▶ [Stored data]:
........

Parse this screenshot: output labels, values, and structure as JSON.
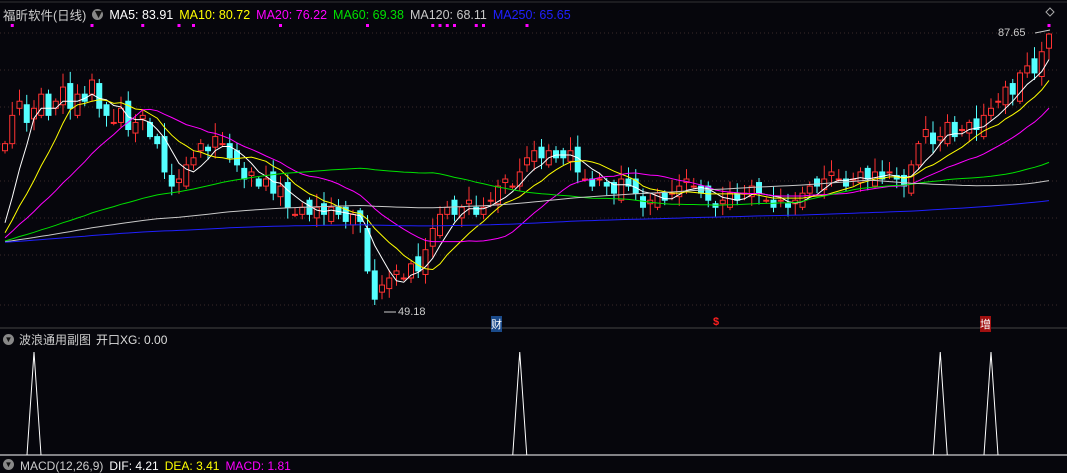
{
  "header": {
    "title": "福昕软件(日线)",
    "ma": [
      {
        "label": "MA5: 83.91",
        "color": "#ffffff"
      },
      {
        "label": "MA10: 80.72",
        "color": "#ffff00"
      },
      {
        "label": "MA20: 76.22",
        "color": "#ff00ff"
      },
      {
        "label": "MA60: 69.38",
        "color": "#00e000"
      },
      {
        "label": "MA120: 68.11",
        "color": "#c8c8c8"
      },
      {
        "label": "MA250: 65.65",
        "color": "#2020ff"
      }
    ]
  },
  "price_labels": {
    "high": "87.65",
    "low": "49.18"
  },
  "event_tags": [
    {
      "text": "财",
      "color": "#ffffff",
      "bg": "#1a4a8a"
    },
    {
      "text": "$",
      "color": "#ff2020"
    },
    {
      "text": "增",
      "color": "#ffffff",
      "bg": "#a01010"
    }
  ],
  "sub_chart": {
    "title": "波浪通用副图",
    "value": "开口XG: 0.00"
  },
  "macd": {
    "title": "MACD(12,26,9)",
    "dif": "DIF: 4.21",
    "dea": "DEA: 3.41",
    "macd": "MACD: 1.81"
  },
  "chart_data": {
    "type": "candlestick",
    "high": 87.65,
    "low": 49.18,
    "history_level": 58,
    "closes": [
      72,
      76,
      78,
      75,
      77,
      79,
      76,
      78,
      80,
      77,
      79,
      78,
      81,
      77,
      76,
      75,
      77,
      74,
      75,
      76,
      73,
      72,
      68,
      66,
      67,
      69,
      70,
      72,
      71,
      73,
      72,
      70,
      69,
      67,
      68,
      66,
      67,
      65,
      66,
      63,
      62,
      63,
      62,
      63,
      62,
      63,
      62,
      61,
      62,
      61,
      54,
      50,
      52,
      53,
      54,
      53,
      55,
      54,
      57,
      60,
      62,
      63,
      62,
      63,
      64,
      62,
      63,
      64,
      66,
      67,
      66,
      68,
      70,
      71,
      70,
      71,
      70,
      70,
      71,
      68,
      67,
      66,
      67,
      66,
      65,
      67,
      66,
      65,
      63,
      64,
      65,
      64,
      65,
      66,
      67,
      66,
      65,
      64,
      63,
      64,
      65,
      64,
      65,
      66,
      65,
      64,
      63,
      64,
      63,
      64,
      65,
      66,
      66,
      67,
      68,
      67,
      66,
      67,
      68,
      67,
      68,
      67,
      68,
      67,
      66,
      69,
      72,
      74,
      72,
      73,
      75,
      73,
      74,
      75,
      74,
      76,
      77,
      78,
      80,
      79,
      82,
      83,
      82,
      85,
      87.5
    ],
    "marker_indices": [
      1,
      12,
      19,
      24,
      26,
      38,
      50,
      59,
      60,
      61,
      62,
      65,
      66,
      72,
      144
    ],
    "signal_indices": [
      4,
      71,
      129,
      136
    ],
    "ma_windows": [
      5,
      10,
      20,
      60,
      120,
      250
    ]
  }
}
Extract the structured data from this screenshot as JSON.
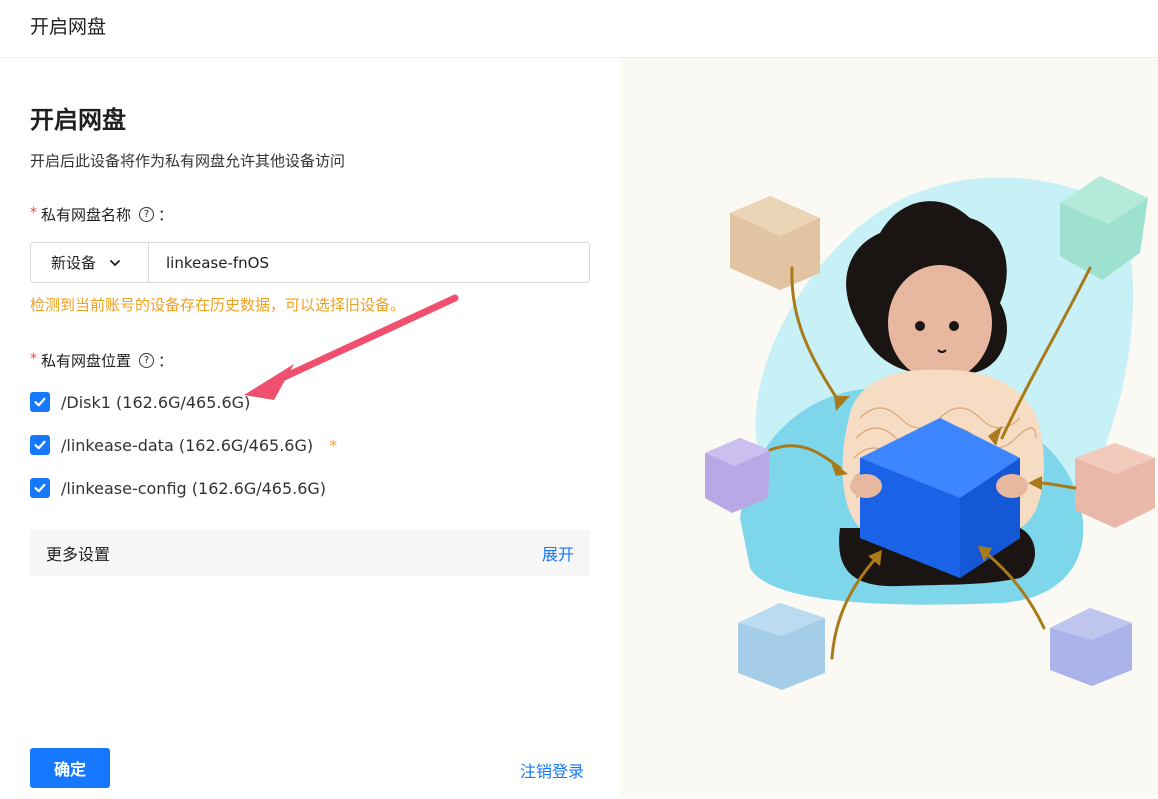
{
  "topbar": {
    "title": "开启网盘"
  },
  "form": {
    "heading": "开启网盘",
    "subtitle": "开启后此设备将作为私有网盘允许其他设备访问",
    "name_field": {
      "required_mark": "*",
      "label": "私有网盘名称",
      "help_icon": "question-circle-icon",
      "colon": "：",
      "select_value": "新设备",
      "input_value": "linkease-fnOS"
    },
    "warning": "检测到当前账号的设备存在历史数据，可以选择旧设备。",
    "location_field": {
      "required_mark": "*",
      "label": "私有网盘位置",
      "help_icon": "question-circle-icon",
      "colon": "：",
      "options": [
        {
          "label": "/Disk1 (162.6G/465.6G)",
          "checked": true,
          "mark": ""
        },
        {
          "label": "/linkease-data (162.6G/465.6G)",
          "checked": true,
          "mark": "*"
        },
        {
          "label": "/linkease-config (162.6G/465.6G)",
          "checked": true,
          "mark": ""
        }
      ]
    },
    "more_settings": {
      "label": "更多设置",
      "toggle": "展开"
    },
    "confirm_label": "确定",
    "logout_label": "注销登录"
  },
  "colors": {
    "primary": "#1677ff",
    "warning": "#f0a020",
    "required": "#f04a3a",
    "annotation_arrow": "#f0506e",
    "illustration_bg": "#fbf9f4"
  }
}
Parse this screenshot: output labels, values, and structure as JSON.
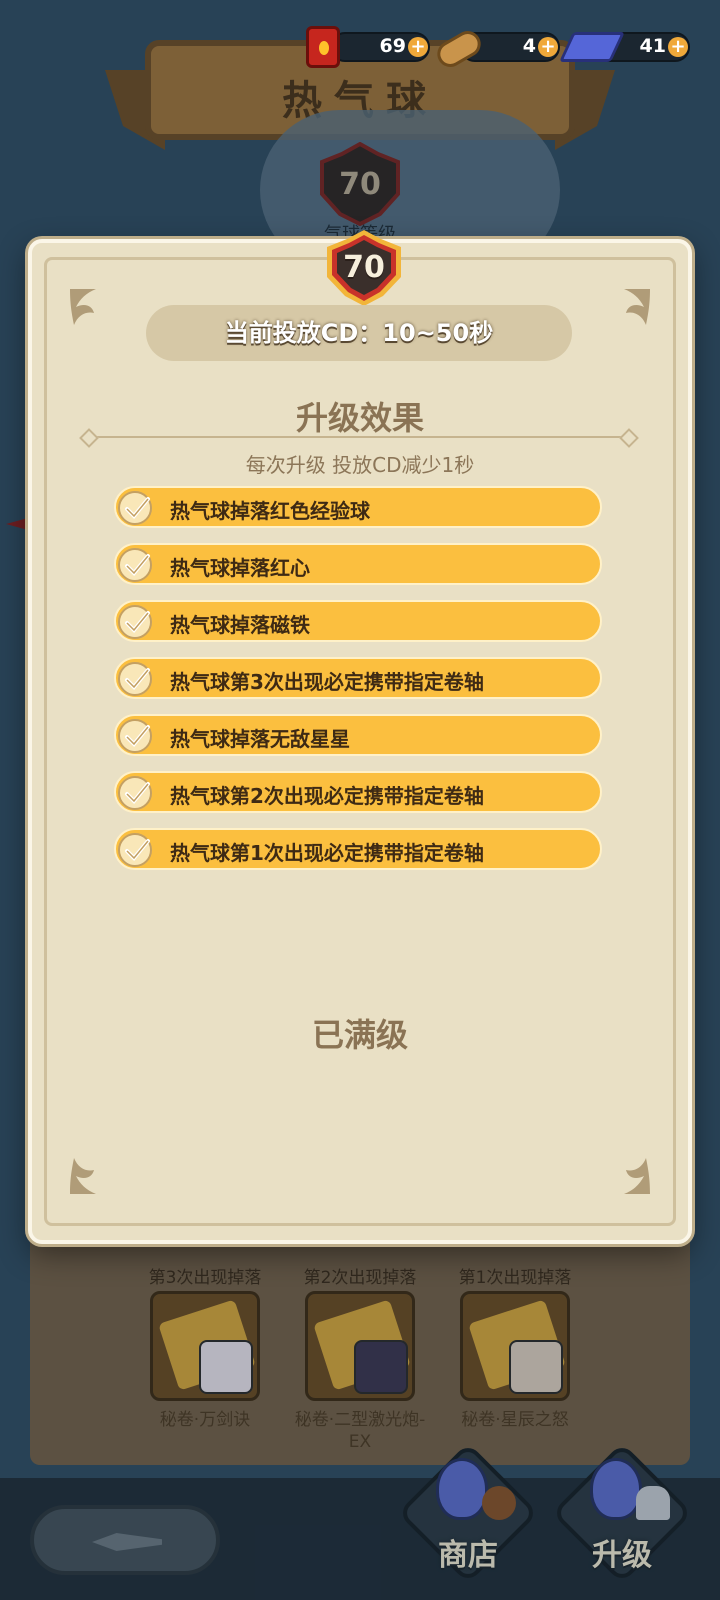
{
  "resources": [
    {
      "icon": "fuel-barrel-icon",
      "value": "69"
    },
    {
      "icon": "wood-log-icon",
      "value": "4"
    },
    {
      "icon": "cloth-icon",
      "value": "41"
    }
  ],
  "background": {
    "title": "热气球",
    "level": "70",
    "level_caption": "气球等级",
    "drops": [
      {
        "caption": "第3次出现掉落",
        "name": "秘卷·万剑诀"
      },
      {
        "caption": "第2次出现掉落",
        "name": "秘卷·二型激光炮-EX"
      },
      {
        "caption": "第1次出现掉落",
        "name": "秘卷·星辰之怒"
      }
    ]
  },
  "modal": {
    "level": "70",
    "cd_text": "当前投放CD：10~50秒",
    "effect_title": "升级效果",
    "effect_desc": "每次升级 投放CD减少1秒",
    "effects": [
      "热气球掉落红色经验球",
      "热气球掉落红心",
      "热气球掉落磁铁",
      "热气球第3次出现必定携带指定卷轴",
      "热气球掉落无敌星星",
      "热气球第2次出现必定携带指定卷轴",
      "热气球第1次出现必定携带指定卷轴"
    ],
    "maxed_text": "已满级"
  },
  "nav": {
    "shop": "商店",
    "upgrade": "升级"
  },
  "colors": {
    "accent": "#fbbf3f",
    "panel": "#e9e0c5",
    "text_brown": "#8a7354"
  }
}
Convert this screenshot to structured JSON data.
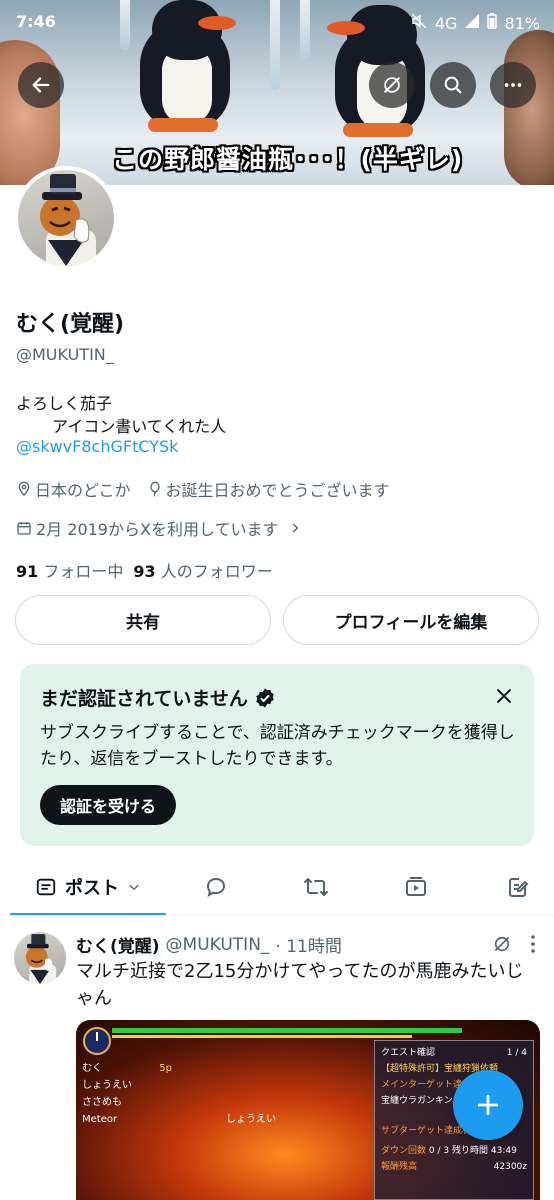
{
  "status_bar": {
    "time": "7:46",
    "network": "4G",
    "battery": "81%"
  },
  "banner": {
    "subtitle": "この野郎醤油瓶･･･！(半ギレ)"
  },
  "profile": {
    "name": "むく(覚醒)",
    "handle": "@MUKUTIN_",
    "bio_line1": "よろしく茄子",
    "bio_line2": "アイコン書いてくれた人",
    "bio_link": "@skwvF8chGFtCYSk",
    "location": "日本のどこか",
    "birthday": "お誕生日おめでとうございます",
    "joined": "2月 2019からXを利用しています",
    "following_count": "91",
    "following_label": "フォロー中",
    "followers_count": "93",
    "followers_label": "人のフォロワー"
  },
  "buttons": {
    "share": "共有",
    "edit_profile": "プロフィールを編集"
  },
  "verify_card": {
    "title": "まだ認証されていません",
    "description": "サブスクライブすることで、認証済みチェックマークを獲得したり、返信をブーストしたりできます。",
    "cta": "認証を受ける"
  },
  "tabs": {
    "posts": "ポスト"
  },
  "post": {
    "name": "むく(覚醒)",
    "handle": "@MUKUTIN_",
    "time": "· 11時間",
    "text": "マルチ近接で2乙15分かけてやってたのが馬鹿みたいじゃん",
    "media": {
      "players": [
        "むく",
        "しょうえい",
        "ささめも",
        "Meteor"
      ],
      "level": "5p",
      "quest_title": "クエスト確認",
      "page": "1 / 4",
      "quest_sub": "【超特殊許可】宝纏狩猟依頼",
      "main_target_label": "メインターゲット達成状況",
      "main_target": "宝纏ウラガンキン",
      "sub_target_label": "サブターゲット達成状況",
      "down_label": "ダウン回数",
      "down_value": "0 / 3",
      "time_label": "残り時間",
      "time_value": "43:49",
      "reward_label": "報酬残高",
      "reward_value": "42300z",
      "monster_label": "しょうえい"
    }
  },
  "colors": {
    "accent": "#1d9bf0",
    "verify_bg": "#dff3eb",
    "text": "#0f1419",
    "muted": "#536471"
  }
}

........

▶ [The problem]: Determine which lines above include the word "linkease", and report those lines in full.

▶ [Reply to the task]:
      "input_value": "linkease-fnOS"
          "label": "/linkease-data (162.6G/465.6G)",
          "label": "/linkease-config (162.6G/465.6G)",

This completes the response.